SPUR (2018) 2 (1): https://doi.org/10.18833/spur/2/1/1 Abstract:
The authors surveyed faculty (n = 239) at three diverse institutions to probe perceived motivations for and barriers to involvement in undergraduate research, scholarship, and creative activity (URSCA) across scholarly disciplines. URSCA mentors were significantly more likely than nonparticipants to express proficiency in involving students in their research/creative activities, to acknowledge student contributions to their scholarly work, and to state that URSCA mentoring should be considered in personnel decisions. More than half perceived that their institutions did not place sufficient value on mentoring URSCA. Results suggested that institutional URSCA cultures could be enhanced by building mentoring into faculty workload, tenure materials, and promotion documents; using early, course-based research to improve student readiness; providing faculty development on research mentoring aimed at underrepresented disciplines; and seeking novel funding sources targeted at faculty-mentored URSCA.
- Assessment‐ Farron McIntee, Kendra R. Evans, Jeanne M. Andreoli, Abigail J. Fusaro, Melanie Hwalek, Ambika Mathur, and Andrew L. Feig
SPUR (2018) 2 (1): https://doi.org/10.18833/spur/2/1/5 Abstract:
For many college students, joining a research group is a critical step toward developing strong mentor-mentee relationships that help shape their science identities and research self-efficacy.
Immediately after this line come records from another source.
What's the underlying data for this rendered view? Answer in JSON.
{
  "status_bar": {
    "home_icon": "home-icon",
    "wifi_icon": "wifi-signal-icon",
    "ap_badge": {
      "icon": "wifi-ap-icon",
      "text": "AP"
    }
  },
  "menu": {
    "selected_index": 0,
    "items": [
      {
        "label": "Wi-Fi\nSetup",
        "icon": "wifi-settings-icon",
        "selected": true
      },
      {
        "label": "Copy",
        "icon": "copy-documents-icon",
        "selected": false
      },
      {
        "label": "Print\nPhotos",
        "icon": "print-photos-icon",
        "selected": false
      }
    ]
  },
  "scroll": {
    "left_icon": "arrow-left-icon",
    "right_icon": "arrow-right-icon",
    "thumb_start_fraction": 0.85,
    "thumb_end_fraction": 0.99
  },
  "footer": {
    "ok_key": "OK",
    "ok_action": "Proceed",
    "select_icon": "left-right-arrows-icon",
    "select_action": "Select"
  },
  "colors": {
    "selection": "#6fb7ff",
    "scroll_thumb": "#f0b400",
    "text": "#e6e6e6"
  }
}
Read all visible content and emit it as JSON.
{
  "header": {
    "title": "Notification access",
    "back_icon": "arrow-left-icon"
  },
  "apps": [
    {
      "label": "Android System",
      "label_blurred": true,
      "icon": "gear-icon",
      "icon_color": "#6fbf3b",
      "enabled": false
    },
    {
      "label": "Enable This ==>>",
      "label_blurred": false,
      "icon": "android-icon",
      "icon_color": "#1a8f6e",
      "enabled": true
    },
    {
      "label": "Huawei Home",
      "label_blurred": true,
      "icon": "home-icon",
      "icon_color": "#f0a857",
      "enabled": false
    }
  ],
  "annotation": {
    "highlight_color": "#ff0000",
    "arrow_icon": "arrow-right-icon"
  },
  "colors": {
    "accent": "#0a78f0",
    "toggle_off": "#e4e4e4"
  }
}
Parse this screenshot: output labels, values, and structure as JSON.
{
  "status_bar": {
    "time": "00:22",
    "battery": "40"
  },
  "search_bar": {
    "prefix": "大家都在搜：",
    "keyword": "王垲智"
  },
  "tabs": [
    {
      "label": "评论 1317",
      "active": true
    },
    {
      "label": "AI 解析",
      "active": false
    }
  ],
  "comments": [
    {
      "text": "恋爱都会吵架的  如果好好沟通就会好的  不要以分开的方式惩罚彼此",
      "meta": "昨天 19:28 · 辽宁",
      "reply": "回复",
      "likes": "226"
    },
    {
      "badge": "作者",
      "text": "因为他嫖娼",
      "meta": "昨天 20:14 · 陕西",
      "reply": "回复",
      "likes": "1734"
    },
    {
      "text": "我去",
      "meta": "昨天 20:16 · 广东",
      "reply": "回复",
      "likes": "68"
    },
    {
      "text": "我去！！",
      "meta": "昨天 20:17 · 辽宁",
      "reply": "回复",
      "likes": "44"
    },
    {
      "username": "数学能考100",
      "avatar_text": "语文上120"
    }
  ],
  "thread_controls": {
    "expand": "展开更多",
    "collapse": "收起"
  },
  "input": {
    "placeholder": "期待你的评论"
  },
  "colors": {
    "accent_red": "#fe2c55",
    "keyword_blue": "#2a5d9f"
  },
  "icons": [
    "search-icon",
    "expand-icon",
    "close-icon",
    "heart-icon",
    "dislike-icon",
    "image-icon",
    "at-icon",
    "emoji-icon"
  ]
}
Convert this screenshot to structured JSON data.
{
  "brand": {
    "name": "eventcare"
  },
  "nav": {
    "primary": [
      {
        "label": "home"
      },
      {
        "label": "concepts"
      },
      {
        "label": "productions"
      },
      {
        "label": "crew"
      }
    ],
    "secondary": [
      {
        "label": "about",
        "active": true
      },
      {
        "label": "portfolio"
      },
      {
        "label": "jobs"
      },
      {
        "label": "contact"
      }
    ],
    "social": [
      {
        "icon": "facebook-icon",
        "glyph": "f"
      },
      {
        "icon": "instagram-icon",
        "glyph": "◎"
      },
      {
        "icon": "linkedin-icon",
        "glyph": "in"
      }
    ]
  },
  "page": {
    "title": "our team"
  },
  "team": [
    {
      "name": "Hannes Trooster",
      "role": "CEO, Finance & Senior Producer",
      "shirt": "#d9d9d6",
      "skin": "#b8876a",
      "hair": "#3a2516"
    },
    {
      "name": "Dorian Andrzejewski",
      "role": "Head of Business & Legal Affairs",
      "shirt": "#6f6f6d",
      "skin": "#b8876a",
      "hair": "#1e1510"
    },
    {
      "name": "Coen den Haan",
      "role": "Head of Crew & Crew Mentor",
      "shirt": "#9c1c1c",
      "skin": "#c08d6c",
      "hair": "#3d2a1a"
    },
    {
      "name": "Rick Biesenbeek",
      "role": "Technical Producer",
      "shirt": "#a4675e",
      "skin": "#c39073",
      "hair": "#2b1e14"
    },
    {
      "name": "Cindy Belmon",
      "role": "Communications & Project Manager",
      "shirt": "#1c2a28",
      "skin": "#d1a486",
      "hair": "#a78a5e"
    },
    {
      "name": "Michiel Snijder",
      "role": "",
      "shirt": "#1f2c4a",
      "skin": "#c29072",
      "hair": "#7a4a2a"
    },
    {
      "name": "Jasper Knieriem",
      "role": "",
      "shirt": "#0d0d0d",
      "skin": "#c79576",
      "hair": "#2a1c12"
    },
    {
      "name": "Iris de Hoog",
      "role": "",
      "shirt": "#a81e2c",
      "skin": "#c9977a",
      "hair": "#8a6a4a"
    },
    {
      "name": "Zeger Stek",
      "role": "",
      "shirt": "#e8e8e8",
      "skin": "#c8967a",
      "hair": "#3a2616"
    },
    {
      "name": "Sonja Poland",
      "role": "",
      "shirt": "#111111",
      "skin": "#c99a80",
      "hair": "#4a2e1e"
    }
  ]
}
ReBUILDetroit, a program that seeks to diversify the biomedical research workforce, uses a scaffolded process to help its scholars transition into research. The first-year curriculum includes a research methods course and a course-based undergraduate research experience that prepare ReBUILDetroit Scholars for entering a research group. Curricular and cocurricular elements prepare scholars for faculty interactions and diminish barriers that might otherwise prevent diverse students from obtaining these research experiences. The program facilitates research placements through student coaching and speed-pairing events. Quantitative and qualitative data on the scholars show strong perceived gains in science identity, enhanced research self-efficacy, and greater research preparedness.